But there is something else in the next two verses we need to look at before we decide what John might have meant.
“For many deceivers have gone out into the world, those who do not confess the coming of Jesus Christ in the flesh. Such a one is the deceiver and the antichrist. Watch yourselves, so that you may not lose what we have worked for, but may win a full reward. (1 John 7-8).
The deceivers who were going about in the world of that day were the teachers of gnosticism – the doctrine that Jesus had not actually come in the flesh. As we noted before, this was a vicious attack on the validity of Christ’s atonement. If he had not come in a body of flesh he could not have actually died. If he had not actually died then he was not an actual sacrifice for sin. If he were not a sacrifice for sin, then no one’s sin has been forgiven. If our sins are not forgiven our hope is vain.
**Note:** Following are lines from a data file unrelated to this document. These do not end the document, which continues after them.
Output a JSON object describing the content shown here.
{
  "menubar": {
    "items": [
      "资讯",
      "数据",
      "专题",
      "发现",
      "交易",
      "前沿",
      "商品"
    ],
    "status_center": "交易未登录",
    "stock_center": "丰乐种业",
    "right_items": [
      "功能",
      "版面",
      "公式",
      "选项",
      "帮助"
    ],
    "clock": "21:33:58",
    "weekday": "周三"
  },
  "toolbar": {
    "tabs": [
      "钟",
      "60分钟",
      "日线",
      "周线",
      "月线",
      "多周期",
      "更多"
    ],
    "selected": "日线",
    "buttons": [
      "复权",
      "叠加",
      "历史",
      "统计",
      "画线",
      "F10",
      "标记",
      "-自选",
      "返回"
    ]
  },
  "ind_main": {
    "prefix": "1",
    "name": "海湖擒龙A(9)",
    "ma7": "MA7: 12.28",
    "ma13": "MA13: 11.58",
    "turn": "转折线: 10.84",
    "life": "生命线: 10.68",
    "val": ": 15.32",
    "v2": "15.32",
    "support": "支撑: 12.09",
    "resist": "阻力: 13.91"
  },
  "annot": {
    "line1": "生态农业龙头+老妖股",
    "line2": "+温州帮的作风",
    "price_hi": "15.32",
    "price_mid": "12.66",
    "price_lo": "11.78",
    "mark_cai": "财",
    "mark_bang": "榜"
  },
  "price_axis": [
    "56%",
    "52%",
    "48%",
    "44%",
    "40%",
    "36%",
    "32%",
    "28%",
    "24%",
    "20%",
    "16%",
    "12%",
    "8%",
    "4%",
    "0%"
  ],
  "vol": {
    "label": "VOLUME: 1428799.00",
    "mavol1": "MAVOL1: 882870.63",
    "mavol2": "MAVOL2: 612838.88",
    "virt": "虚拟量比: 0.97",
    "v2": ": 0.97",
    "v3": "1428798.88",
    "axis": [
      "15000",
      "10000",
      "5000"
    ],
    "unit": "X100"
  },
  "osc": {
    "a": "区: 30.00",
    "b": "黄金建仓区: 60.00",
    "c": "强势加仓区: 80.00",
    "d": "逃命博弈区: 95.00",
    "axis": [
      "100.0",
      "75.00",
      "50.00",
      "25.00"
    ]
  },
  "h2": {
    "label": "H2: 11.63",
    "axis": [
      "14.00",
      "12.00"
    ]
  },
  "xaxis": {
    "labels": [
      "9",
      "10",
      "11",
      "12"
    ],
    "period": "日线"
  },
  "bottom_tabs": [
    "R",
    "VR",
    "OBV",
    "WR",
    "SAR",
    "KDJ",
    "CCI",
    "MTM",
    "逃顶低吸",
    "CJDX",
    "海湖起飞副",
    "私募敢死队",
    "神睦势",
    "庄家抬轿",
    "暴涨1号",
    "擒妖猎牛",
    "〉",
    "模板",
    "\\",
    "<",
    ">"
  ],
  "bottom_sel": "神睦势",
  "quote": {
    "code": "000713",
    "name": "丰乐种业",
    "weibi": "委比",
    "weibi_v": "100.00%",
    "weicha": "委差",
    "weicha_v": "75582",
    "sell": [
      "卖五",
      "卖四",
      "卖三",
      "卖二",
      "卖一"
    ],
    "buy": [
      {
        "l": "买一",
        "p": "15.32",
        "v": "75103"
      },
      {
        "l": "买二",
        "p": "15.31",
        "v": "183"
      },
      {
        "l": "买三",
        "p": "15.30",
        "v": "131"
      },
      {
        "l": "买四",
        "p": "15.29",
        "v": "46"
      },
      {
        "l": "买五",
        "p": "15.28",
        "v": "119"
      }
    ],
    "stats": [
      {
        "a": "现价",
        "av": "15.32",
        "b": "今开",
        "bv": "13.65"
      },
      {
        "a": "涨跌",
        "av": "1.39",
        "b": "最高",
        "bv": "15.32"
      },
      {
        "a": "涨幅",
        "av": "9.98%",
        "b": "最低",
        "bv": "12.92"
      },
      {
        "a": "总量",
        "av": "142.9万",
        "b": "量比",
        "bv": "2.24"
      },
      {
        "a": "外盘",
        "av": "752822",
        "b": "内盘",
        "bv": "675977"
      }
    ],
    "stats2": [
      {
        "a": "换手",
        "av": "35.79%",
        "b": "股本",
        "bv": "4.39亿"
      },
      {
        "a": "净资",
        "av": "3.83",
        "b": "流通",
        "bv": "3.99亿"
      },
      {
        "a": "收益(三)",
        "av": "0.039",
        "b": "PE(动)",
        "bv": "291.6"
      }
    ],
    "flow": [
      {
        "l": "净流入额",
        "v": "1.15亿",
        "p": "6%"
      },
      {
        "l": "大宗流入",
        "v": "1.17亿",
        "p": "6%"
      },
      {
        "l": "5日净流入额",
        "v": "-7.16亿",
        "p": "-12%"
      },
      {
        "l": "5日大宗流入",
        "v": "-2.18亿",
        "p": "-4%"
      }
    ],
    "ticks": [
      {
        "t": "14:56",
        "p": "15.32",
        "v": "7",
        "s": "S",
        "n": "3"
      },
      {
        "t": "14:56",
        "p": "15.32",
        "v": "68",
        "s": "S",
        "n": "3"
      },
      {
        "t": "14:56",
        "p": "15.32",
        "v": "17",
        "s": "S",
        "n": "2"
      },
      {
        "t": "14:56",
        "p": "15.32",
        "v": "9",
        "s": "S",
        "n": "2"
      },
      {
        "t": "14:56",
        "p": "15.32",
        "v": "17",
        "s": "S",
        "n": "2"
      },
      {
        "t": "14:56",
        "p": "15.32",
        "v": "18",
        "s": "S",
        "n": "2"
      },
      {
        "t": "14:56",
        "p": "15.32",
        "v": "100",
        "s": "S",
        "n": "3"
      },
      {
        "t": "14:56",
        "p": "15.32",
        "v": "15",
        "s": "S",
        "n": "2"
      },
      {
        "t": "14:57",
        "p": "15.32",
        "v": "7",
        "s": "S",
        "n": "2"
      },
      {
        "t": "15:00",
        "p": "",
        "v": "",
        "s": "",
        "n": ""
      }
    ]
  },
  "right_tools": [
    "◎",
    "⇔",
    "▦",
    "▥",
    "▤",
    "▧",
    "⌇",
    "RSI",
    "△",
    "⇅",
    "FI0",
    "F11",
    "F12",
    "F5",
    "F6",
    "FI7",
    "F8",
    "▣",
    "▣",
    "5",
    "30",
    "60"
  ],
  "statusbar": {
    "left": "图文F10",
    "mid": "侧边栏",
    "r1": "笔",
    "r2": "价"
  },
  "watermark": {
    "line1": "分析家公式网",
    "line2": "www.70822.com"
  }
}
The truth that Jesus had actually come and died, providing us with a completely sufficient sacrifice is, I believe, the doctrine of Christ John is referring to. This is the essence of the gospel. This truth is the power of God to save us. It is this truth that motivates us to live for him who died for us. It is in this truth that our hope lies. Anyone who would teach anything other than this would be destroying the faith of those deceived by their false teaching.
Do verses 9-11 have any meaning for us today? Certainly! We must guard against anything that would turn us from faith in Christ as our exalted Lord and sufficient sacrifice. That would include anything that teaches a legally acquired standing on the basis of our performance or perfect knowledge – in short, modern-day legalism and/or gnosticism.
It is an abuse to make these verses a bludgeon with which to beat the heads of people who question the validity of our traditional, inferred doctrines. We should be very careful to extend the meaning of any passage beyond what the original author intended. The explanation we have given of this text stays within the context of the letter in which it is found and within the context of what John was very concerned to write about in his first letter. John was concerned with keeping Christ as the focus of life. To stay in the true doctrine of Christ assures that those who believe in him will keep his commandments. That is what faith does.
Even if it did include every false doctrine that actually ever could arise, it was never meant to include all the divisive inferred doctrines some have always attempted to cover by quoting these verses. Every doctrine ever devised over which people have divided has been dumped in 2 John 9-11. Anyone daring to question these dubious doctrines is “going on and abiding not in the doctrine of Christ.” “You know those who do that have neither the Father nor the Son!” Who can believe it?
Remember, in reading the Bible we must stay with the story. We cannot make a passage of scripture mean whatever we want it to mean. Such is dishonest with God and with ourselves and deceitful toward others. Above all, we must make Christ the focus of all our teaching and be true to the purpose for which God created us and for which Christ redeemed us.
It is high time good and honest seekers for truth begin to question the legalistic lords who make such threats. They may cast you out of the synagogue, but you can breathe fresh air on the outside of these morbid (unhealthy – diseased – unsound – ill – sickly) mausoleums!